Assignment — What is the number of lines below that contain the word "amount"? Give only that number.

= Beginning of Section =

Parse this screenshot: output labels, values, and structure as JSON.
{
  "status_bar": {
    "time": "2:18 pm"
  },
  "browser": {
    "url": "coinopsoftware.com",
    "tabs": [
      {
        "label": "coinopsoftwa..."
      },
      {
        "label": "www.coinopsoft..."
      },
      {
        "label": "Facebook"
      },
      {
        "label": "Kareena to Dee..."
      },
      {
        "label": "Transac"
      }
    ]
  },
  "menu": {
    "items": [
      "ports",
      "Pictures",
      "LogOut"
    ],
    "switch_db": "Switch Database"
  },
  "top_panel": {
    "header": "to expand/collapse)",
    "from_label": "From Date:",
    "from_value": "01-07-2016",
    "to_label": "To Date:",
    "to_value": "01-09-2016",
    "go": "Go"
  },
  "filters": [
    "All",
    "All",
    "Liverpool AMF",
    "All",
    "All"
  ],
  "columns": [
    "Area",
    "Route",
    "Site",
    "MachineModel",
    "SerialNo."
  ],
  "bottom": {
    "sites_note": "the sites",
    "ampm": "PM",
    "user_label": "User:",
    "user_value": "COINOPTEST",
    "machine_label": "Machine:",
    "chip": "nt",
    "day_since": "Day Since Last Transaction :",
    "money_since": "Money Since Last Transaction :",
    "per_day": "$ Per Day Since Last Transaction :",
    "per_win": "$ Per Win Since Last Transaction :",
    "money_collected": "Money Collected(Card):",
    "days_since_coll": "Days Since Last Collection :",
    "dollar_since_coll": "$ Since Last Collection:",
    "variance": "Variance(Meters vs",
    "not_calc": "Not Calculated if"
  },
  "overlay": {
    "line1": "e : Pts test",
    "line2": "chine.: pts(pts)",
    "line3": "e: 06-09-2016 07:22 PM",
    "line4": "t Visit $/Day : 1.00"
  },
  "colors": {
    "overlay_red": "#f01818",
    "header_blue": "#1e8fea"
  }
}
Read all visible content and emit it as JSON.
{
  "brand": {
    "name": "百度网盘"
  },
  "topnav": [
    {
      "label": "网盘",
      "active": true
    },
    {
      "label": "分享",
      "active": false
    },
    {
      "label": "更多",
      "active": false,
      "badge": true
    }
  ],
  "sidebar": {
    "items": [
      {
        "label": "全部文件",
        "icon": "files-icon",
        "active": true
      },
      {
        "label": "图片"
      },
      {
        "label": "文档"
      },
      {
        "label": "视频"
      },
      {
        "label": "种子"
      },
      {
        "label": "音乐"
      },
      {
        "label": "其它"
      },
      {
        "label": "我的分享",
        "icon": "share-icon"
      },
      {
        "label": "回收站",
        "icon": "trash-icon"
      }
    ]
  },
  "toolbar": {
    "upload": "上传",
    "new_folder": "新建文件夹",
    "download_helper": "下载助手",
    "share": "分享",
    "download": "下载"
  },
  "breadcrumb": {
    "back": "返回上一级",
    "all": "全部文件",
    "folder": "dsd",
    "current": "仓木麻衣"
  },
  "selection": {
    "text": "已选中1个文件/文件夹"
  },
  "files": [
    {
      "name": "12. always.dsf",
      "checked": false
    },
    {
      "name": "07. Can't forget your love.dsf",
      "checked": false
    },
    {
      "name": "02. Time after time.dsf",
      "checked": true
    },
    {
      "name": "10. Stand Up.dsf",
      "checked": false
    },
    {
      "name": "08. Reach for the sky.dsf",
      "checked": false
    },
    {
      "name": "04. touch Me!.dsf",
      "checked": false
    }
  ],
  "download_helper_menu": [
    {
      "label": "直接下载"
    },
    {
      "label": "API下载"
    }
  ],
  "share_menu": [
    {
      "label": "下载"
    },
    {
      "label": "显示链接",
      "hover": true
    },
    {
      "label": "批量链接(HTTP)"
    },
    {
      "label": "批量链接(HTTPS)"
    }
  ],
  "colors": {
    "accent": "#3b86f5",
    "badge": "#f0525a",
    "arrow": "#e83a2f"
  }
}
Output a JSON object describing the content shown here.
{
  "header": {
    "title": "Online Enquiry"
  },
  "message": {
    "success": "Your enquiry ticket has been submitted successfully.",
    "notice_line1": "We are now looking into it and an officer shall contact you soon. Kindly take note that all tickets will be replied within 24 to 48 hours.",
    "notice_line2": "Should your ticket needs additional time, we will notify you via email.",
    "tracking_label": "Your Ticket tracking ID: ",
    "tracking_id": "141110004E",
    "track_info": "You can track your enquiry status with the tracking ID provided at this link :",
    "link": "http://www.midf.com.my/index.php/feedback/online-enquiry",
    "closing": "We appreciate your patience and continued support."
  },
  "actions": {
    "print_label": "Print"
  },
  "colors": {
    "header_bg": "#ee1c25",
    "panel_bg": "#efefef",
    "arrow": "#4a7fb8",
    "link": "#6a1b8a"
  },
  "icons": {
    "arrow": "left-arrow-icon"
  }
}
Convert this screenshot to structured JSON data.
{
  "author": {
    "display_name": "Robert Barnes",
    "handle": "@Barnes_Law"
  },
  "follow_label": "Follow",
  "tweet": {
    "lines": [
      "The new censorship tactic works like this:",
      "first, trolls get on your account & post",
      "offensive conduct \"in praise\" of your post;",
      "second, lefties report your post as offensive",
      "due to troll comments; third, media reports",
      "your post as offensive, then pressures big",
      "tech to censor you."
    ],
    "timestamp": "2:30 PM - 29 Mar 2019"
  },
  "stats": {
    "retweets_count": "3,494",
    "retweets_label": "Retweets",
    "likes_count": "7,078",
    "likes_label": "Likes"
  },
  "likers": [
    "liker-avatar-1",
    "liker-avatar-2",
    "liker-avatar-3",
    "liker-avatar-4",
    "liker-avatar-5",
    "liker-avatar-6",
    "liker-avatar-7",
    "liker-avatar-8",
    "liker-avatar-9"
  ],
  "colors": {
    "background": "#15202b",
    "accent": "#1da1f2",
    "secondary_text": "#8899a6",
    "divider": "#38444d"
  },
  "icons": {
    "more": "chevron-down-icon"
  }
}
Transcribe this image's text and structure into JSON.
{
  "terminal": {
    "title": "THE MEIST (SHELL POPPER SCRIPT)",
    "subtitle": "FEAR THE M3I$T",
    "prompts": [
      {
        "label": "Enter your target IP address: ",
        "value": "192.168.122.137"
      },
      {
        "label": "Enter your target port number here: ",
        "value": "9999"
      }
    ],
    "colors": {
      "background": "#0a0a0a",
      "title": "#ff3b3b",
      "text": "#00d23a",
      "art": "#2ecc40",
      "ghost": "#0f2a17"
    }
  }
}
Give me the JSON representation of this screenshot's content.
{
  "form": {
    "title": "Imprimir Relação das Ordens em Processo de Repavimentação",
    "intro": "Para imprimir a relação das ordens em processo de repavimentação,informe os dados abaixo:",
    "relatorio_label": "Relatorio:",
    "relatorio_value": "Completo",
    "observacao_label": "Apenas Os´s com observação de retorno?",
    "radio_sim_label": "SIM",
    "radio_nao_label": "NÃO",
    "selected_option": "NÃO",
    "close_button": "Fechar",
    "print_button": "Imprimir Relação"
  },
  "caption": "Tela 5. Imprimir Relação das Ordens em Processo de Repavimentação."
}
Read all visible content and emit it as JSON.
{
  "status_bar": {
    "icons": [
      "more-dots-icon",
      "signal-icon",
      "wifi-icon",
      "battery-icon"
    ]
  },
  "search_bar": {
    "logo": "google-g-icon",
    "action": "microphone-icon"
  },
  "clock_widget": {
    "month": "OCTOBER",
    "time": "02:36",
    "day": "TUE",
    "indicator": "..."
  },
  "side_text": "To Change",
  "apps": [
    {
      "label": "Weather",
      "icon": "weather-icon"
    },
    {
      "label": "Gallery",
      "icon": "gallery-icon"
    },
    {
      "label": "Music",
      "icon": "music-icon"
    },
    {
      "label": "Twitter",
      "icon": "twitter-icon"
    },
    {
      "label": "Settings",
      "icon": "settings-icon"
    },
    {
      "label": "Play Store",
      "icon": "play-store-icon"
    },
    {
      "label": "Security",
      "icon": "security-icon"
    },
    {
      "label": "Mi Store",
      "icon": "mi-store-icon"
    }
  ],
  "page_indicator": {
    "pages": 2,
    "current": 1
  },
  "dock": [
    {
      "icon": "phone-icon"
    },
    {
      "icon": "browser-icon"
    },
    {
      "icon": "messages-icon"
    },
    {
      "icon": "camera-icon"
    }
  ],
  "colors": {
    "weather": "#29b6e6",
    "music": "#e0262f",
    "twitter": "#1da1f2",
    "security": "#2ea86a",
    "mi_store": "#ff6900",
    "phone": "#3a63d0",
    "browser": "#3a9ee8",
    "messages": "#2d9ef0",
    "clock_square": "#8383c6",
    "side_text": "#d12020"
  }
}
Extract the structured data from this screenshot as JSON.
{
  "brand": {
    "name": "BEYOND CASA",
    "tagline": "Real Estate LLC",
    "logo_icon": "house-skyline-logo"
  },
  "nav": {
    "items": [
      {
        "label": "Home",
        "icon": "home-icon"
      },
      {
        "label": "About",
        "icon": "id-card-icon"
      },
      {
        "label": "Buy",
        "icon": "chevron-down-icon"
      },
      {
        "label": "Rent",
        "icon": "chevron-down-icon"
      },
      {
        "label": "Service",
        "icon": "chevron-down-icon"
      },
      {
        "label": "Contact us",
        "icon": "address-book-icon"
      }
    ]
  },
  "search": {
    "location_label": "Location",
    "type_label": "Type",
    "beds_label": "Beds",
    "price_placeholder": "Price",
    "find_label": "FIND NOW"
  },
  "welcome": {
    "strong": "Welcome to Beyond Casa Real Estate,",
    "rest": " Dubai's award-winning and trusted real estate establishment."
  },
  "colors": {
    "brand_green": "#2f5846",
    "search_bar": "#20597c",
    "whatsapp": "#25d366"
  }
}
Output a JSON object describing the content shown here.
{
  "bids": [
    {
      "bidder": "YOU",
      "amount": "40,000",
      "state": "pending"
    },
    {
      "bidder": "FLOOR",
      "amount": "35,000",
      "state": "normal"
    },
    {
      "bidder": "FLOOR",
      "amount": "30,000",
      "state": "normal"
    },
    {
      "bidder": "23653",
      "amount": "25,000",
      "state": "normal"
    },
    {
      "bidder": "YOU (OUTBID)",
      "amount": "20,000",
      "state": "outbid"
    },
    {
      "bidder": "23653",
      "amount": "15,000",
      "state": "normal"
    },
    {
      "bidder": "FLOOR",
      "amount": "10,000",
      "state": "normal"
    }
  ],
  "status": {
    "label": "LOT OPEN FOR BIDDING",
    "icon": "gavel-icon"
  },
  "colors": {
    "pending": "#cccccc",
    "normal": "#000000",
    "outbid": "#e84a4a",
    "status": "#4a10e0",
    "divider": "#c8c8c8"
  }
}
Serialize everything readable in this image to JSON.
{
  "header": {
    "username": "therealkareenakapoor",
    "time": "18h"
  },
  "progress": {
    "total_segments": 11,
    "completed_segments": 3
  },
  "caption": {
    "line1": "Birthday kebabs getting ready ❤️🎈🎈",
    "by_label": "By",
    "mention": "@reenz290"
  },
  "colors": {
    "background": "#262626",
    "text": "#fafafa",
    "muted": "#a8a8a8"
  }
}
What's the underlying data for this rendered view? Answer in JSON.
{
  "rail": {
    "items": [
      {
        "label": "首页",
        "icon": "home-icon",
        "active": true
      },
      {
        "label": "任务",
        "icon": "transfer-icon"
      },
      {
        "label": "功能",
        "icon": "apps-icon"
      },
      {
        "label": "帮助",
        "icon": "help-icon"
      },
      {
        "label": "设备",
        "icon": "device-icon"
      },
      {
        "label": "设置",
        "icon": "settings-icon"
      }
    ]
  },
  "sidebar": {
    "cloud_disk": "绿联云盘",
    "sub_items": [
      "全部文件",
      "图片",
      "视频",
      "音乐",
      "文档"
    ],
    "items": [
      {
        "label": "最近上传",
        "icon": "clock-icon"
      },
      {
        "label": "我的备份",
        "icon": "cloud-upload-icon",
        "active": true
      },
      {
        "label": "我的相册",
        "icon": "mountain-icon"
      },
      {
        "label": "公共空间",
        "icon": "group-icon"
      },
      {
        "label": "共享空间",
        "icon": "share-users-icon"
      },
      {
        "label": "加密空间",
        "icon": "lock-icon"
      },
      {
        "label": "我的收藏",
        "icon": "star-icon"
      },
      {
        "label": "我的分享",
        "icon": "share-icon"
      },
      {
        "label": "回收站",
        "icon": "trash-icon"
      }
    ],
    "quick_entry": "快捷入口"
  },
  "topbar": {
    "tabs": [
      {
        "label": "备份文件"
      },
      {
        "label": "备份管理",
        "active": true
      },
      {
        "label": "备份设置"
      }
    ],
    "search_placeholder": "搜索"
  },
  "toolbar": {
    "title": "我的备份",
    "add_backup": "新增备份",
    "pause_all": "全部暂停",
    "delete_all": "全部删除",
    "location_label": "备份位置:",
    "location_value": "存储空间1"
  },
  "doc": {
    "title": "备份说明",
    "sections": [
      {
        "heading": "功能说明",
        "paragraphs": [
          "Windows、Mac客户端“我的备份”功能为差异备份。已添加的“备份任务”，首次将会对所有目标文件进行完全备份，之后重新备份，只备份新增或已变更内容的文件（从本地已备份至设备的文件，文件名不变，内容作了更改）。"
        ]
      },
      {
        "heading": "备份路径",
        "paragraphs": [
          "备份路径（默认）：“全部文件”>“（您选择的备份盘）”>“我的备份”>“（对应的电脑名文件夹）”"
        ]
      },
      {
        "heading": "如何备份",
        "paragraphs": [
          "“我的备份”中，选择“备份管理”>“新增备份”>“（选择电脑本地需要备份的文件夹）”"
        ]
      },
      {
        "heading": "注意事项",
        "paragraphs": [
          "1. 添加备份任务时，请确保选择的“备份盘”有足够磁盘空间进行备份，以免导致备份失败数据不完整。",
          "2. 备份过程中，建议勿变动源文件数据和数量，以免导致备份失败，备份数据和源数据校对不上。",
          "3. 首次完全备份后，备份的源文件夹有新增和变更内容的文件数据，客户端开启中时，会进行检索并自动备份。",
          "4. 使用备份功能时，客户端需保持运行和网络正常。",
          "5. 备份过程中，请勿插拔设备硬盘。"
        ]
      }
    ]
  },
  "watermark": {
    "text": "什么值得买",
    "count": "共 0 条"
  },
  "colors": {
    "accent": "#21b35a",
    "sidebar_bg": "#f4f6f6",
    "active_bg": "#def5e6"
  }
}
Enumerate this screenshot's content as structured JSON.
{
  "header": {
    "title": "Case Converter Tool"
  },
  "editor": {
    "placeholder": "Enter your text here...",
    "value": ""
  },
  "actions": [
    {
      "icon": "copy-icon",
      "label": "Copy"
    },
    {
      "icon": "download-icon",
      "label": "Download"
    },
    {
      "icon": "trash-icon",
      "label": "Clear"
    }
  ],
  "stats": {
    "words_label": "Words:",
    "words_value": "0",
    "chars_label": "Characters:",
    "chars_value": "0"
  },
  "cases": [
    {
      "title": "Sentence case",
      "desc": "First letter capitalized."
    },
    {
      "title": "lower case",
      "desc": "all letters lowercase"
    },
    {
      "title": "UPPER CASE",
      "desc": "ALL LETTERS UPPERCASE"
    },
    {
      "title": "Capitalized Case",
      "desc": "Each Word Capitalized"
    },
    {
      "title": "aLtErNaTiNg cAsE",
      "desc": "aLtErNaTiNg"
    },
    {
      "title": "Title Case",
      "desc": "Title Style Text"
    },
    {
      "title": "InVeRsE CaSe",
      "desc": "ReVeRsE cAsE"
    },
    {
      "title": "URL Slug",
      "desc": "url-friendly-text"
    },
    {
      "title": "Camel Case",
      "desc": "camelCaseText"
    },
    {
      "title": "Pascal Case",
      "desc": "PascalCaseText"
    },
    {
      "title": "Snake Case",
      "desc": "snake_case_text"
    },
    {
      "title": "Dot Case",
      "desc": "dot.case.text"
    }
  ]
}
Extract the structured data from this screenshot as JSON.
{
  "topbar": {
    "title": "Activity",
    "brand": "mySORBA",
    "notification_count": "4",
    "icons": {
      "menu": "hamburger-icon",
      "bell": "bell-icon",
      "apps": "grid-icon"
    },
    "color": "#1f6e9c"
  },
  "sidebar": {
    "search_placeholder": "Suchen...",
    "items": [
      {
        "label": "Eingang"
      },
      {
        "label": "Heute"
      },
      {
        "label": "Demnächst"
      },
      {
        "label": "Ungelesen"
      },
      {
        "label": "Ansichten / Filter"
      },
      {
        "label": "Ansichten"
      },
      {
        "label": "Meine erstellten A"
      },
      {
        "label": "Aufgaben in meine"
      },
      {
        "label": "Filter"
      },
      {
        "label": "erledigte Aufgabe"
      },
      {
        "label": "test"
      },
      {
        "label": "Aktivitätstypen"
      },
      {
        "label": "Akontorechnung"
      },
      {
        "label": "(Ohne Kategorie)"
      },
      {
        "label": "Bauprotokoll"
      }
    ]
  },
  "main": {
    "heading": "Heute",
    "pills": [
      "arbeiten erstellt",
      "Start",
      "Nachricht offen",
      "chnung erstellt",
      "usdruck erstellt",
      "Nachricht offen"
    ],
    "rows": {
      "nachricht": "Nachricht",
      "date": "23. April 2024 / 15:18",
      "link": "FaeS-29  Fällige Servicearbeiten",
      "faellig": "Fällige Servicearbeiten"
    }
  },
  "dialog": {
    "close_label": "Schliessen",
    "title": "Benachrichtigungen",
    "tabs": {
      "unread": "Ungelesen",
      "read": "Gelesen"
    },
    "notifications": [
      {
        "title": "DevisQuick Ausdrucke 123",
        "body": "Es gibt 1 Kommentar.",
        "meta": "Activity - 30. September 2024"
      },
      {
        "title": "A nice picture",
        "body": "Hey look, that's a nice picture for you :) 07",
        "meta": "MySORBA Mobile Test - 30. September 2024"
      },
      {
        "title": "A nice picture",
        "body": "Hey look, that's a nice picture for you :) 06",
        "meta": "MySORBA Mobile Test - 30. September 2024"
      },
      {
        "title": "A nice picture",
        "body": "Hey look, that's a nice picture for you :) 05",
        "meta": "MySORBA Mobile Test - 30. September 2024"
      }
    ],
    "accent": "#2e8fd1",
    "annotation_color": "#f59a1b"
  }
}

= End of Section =

Written response — 7